Output every record below exactly.

■ **Provided data**

►

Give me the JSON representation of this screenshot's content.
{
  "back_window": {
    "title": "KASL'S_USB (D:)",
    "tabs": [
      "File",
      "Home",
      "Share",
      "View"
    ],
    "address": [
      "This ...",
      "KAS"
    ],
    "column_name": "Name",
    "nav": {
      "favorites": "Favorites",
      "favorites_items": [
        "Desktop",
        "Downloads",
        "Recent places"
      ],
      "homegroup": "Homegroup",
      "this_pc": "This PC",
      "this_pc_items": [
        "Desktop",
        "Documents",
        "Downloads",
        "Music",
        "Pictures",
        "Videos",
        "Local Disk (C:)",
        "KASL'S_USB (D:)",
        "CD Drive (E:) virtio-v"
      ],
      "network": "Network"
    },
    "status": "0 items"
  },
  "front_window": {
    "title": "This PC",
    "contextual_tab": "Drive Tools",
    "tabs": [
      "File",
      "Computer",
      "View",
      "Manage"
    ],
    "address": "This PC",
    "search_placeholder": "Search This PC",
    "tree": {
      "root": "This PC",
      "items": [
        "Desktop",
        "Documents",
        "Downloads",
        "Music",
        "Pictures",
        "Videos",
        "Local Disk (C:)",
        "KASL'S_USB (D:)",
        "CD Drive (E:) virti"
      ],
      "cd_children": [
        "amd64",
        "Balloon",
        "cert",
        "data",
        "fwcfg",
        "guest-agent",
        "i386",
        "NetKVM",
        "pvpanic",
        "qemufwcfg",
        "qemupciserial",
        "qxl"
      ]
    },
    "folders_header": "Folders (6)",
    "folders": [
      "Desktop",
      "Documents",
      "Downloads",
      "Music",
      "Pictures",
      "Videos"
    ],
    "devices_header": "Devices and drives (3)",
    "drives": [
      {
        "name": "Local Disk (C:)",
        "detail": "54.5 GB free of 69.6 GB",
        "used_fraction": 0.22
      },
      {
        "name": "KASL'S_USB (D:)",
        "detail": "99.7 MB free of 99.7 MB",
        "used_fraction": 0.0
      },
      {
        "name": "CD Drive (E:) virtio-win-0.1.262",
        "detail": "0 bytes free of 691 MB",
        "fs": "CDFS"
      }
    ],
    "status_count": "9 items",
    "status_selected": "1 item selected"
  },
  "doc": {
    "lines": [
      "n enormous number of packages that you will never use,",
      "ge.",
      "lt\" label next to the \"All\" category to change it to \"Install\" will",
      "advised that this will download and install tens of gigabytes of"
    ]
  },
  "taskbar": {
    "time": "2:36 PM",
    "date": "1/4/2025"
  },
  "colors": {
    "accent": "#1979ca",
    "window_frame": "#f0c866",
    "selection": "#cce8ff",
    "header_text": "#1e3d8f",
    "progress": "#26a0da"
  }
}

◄

■ **Task output**
Give me the JSON representation of this screenshot's content.
{
  "back_window": {
    "title": "KASL'S_USB (D:)",
    "tabs": [
      "File",
      "Home",
      "Share",
      "View"
    ],
    "address": [
      "This ...",
      "KAS"
    ],
    "column_name": "Name",
    "nav": {
      "favorites": "Favorites",
      "favorites_items": [
        "Desktop",
        "Downloads",
        "Recent places"
      ],
      "homegroup": "Homegroup",
      "this_pc": "This PC",
      "this_pc_items": [
        "Desktop",
        "Documents",
        "Downloads",
        "Music",
        "Pictures",
        "Videos",
        "Local Disk (C:)",
        "KASL'S_USB (D:)",
        "CD Drive (E:) virtio-v"
      ],
      "network": "Network"
    },
    "status": "0 items"
  },
  "front_window": {
    "title": "This PC",
    "contextual_tab": "Drive Tools",
    "tabs": [
      "File",
      "Computer",
      "View",
      "Manage"
    ],
    "address": "This PC",
    "search_placeholder": "Search This PC",
    "tree": {
      "root": "This PC",
      "items": [
        "Desktop",
        "Documents",
        "Downloads",
        "Music",
        "Pictures",
        "Videos",
        "Local Disk (C:)",
        "KASL'S_USB (D:)",
        "CD Drive (E:) virti"
      ],
      "cd_children": [
        "amd64",
        "Balloon",
        "cert",
        "data",
        "fwcfg",
        "guest-agent",
        "i386",
        "NetKVM",
        "pvpanic",
        "qemufwcfg",
        "qemupciserial",
        "qxl"
      ]
    },
    "folders_header": "Folders (6)",
    "folders": [
      "Desktop",
      "Documents",
      "Downloads",
      "Music",
      "Pictures",
      "Videos"
    ],
    "devices_header": "Devices and drives (3)",
    "drives": [
      {
        "name": "Local Disk (C:)",
        "detail": "54.5 GB free of 69.6 GB",
        "used_fraction": 0.22
      },
      {
        "name": "KASL'S_USB (D:)",
        "detail": "99.7 MB free of 99.7 MB",
        "used_fraction": 0.0
      },
      {
        "name": "CD Drive (E:) virtio-win-0.1.262",
        "detail": "0 bytes free of 691 MB",
        "fs": "CDFS"
      }
    ],
    "status_count": "9 items",
    "status_selected": "1 item selected"
  },
  "doc": {
    "lines": [
      "n enormous number of packages that you will never use,",
      "ge.",
      "lt\" label next to the \"All\" category to change it to \"Install\" will",
      "advised that this will download and install tens of gigabytes of"
    ]
  },
  "taskbar": {
    "time": "2:36 PM",
    "date": "1/4/2025"
  },
  "colors": {
    "accent": "#1979ca",
    "window_frame": "#f0c866",
    "selection": "#cce8ff",
    "header_text": "#1e3d8f",
    "progress": "#26a0da"
  }
}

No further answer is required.